Hello, wrestling friends! It's that time of week again. Time for five matches from WWE Network that you can watch on WWE Network, or since it seems not that many people have WWE Network, maybe you'll just scour the internet trying to find these. But I really suggest getting WWE Network. It's basically the best thing on the planet.
I want to make clear that I'm not being paid by WWE Network. In fact, I'm not being paid at all to do this. I'm doing it from my soul, because it's good for me to talk to y'all about the wrestling at least once a week.
ALSO: There's a poll at the end of this post. VOTE IN IT! ROCK THE VOTE!
The Steiner Brothers vs Arn & Ole Anderson (WCW WrestleWar '90: Wild Thing)
Marvel at this meeting of tag team generations! Ole Anderson was well past his prime, but since Ole didn't do anything fast-paced or high energy, it doesn't matter as much as it might with some others. Like, in boxing, Roy Jones Jr may still deserve to be thought of as greater than Bernard Hopkins, but Jones' athletic style led him to a burnout. When reflexes and all that go on a guy like that, it's over. Hopkins, a gritty tactician, is still going strong at age 49. Of course this opens up an entire debate about greatness and weighing prime greatly over everything else, which I think is generally fair, but not always. Anyway, the Andersons are very much an early 80s Mid-Atlantic team, while the Steiners are completely a team of the 90s. They aren't playing the same game. HOWEVER, Ole shows he can get up and with it for a match with the Steiners in 1990, which is kind of amazing and a big surprise, and this turns out to be a very good match. Can you imagine if Tully Blanchard hadn't failed that drug test, though? We would've had some Arn/Tully vs Steiners sweetness.
Z-Man vs Brian Lee (WCW Clash of the Champions XIII)
This is in no way a significant match, and it's only about three minutes long, but it's great fun to watch for a few reasons. I admit this one may be useful only to me, but:
- Jim Ross and Paul E. Dangerously are on commentary. They were great together. They would be great together later in the WWF when Jerry Lawler was gone. If only that could have stuck.
- Brian Lee (later known as Chainz and Fake Undertaker and, uh, Larger, Slower Brian Lee) was actually a hell of an athlete when he was younger, and showed some promise.
- That said, there's a "botch" here that probably falls on Lee's shoulders (unless Z-Man just randomly decided to do this move) that is truly kind of hilarious. Nobody gets hurt, commentators are left at half a loss, and it's all in good fun.
Ric Flair vs Rowdy Roddy Piper (WWE Old School - MSG, 10/28/91)
I'm including this for a few reasons:
- They're big stars, and that's always fun.
- The house shows are nice changes of pace sometimes.

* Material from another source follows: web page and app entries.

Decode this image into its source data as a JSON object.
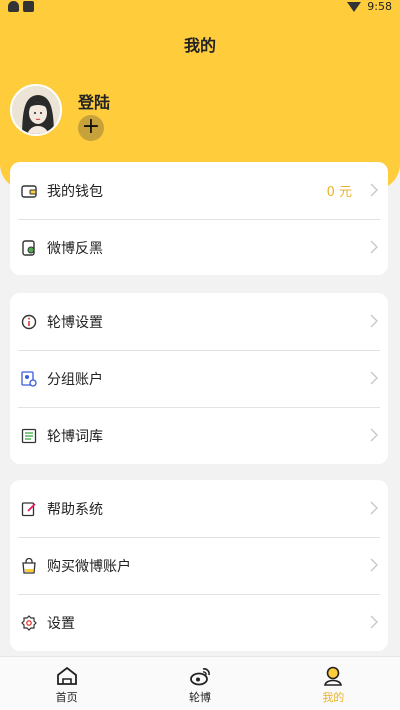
{
  "status_bar": {
    "time": "9:58"
  },
  "header": {
    "title": "我的",
    "login_label": "登陆",
    "add_symbol": "+"
  },
  "wallet_card": {
    "items": [
      {
        "label": "我的钱包",
        "value": "0 元",
        "icon": "wallet-icon"
      },
      {
        "label": "微博反黑",
        "icon": "shield-icon"
      }
    ]
  },
  "tools_card": {
    "items": [
      {
        "label": "轮博设置",
        "icon": "info-icon"
      },
      {
        "label": "分组账户",
        "icon": "user-group-icon"
      },
      {
        "label": "轮博词库",
        "icon": "word-list-icon"
      }
    ]
  },
  "more_card": {
    "items": [
      {
        "label": "帮助系统",
        "icon": "edit-note-icon"
      },
      {
        "label": "购买微博账户",
        "icon": "shopping-bag-icon"
      },
      {
        "label": "设置",
        "icon": "gear-icon"
      }
    ]
  },
  "tabbar": {
    "tabs": [
      {
        "label": "首页",
        "icon": "home-icon"
      },
      {
        "label": "轮博",
        "icon": "weibo-icon"
      },
      {
        "label": "我的",
        "icon": "profile-icon",
        "active": true
      }
    ]
  },
  "colors": {
    "accent": "#ffcd3c",
    "accent_text": "#e9b42a",
    "background": "#f2f2f2"
  }
}
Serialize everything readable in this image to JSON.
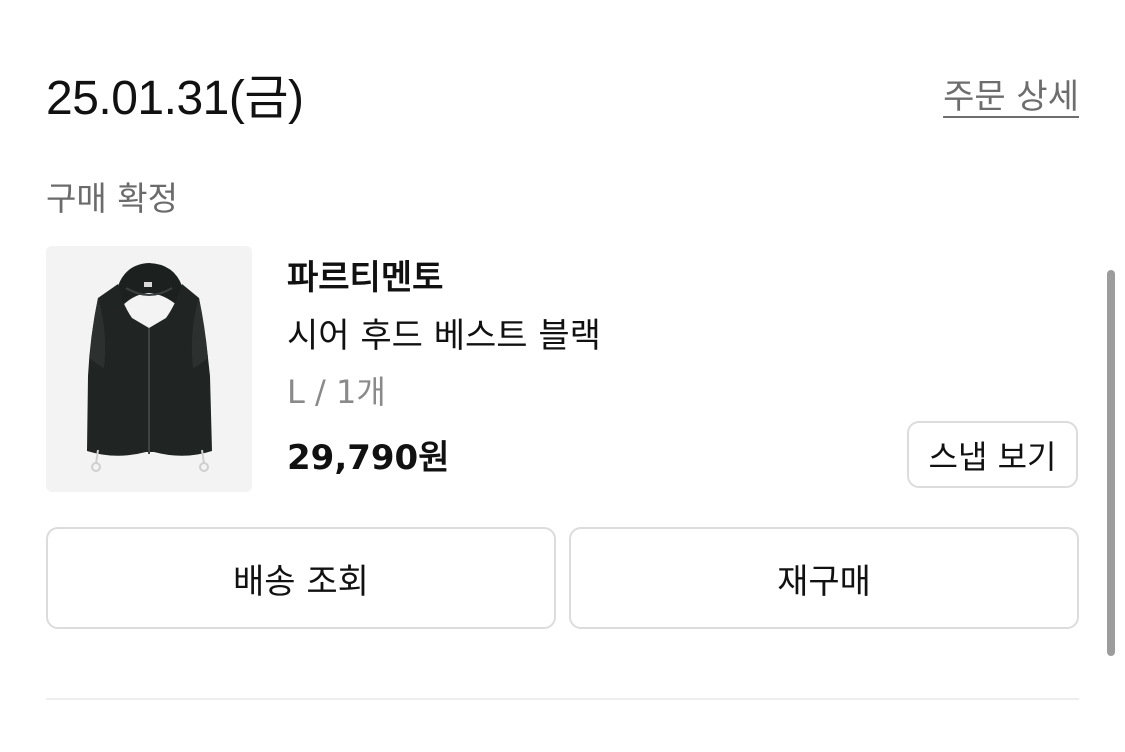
{
  "order": {
    "date": "25.01.31(금)",
    "detail_link": "주문 상세",
    "status": "구매 확정"
  },
  "product": {
    "brand": "파르티멘토",
    "name": "시어 후드 베스트 블랙",
    "option": "L / 1개",
    "price": "29,790원",
    "image_icon": "hooded-vest-black",
    "snap_button": "스냅 보기"
  },
  "actions": {
    "track_delivery": "배송 조회",
    "reorder": "재구매"
  }
}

- I feel like we're still at a point in our wrestling society X where we don't properly admit that Ric Flair was badly bungled by the WWF when he came in in '91. His first feud was with Piper, which makes some sense, given they had history, but that history was ancient, and a lot of WWF fans probably didn't know a damn thing about it, anyway. The fact that they never got around to Flair-Hogan makes it all even worse in retrospect.
- Also, it's worth noting this match isn't very good, so not exactly the best MSG showcase for their new superstar.
- Still, it's Flair and Piper being Flair and Piper. Even watered down and a little slow, it's not that bad.
Kurt Angle, Edge & Christian vs Rikishi & Too Cool (WWE Judgment Day 2000)
I really like six-man tag team matches, which is a big reason I'm so high on WWE in 2014, because there have been some absolutely great six-man tags. This is a really good one, partially comedy, partially just really good wrestling from six guys who could go. This opened up a great PPV in Louisville and set a nice tone. The Angle/Edge/Christian kinda-stable was a hoot, because on paper there weren't a whole lot of reasons for them to be friends. They just were, and it meshed.
Goldberg vs Scott Steiner (WCW Fall Brawl 2000)
This old fashioned fight might be Goldberg's best match. There was basically no hope of Goldberg and Steiner going out and having a good match otherwise, so they beat the living crap out of each other for a while. Of all of Goldberg's WCW matches, this is the one that most makes him look like an actual professional wrestling, in my opinion. The Streak was awesome and made him a big star, and I'm not trying to downplay how great it was, but that was pure gimmick. Once he lost, as I've said before, he became very, very normal, and it hurt him greatly, because he didn't have the skills to fall back on and find a new path to success. This style, though, was great for him, and Steiner was the right opponent. The quality of this brawl surprised pretty much everybody at the time. This was Goldberg going to a new level, and Steiner adapting to what his body had become.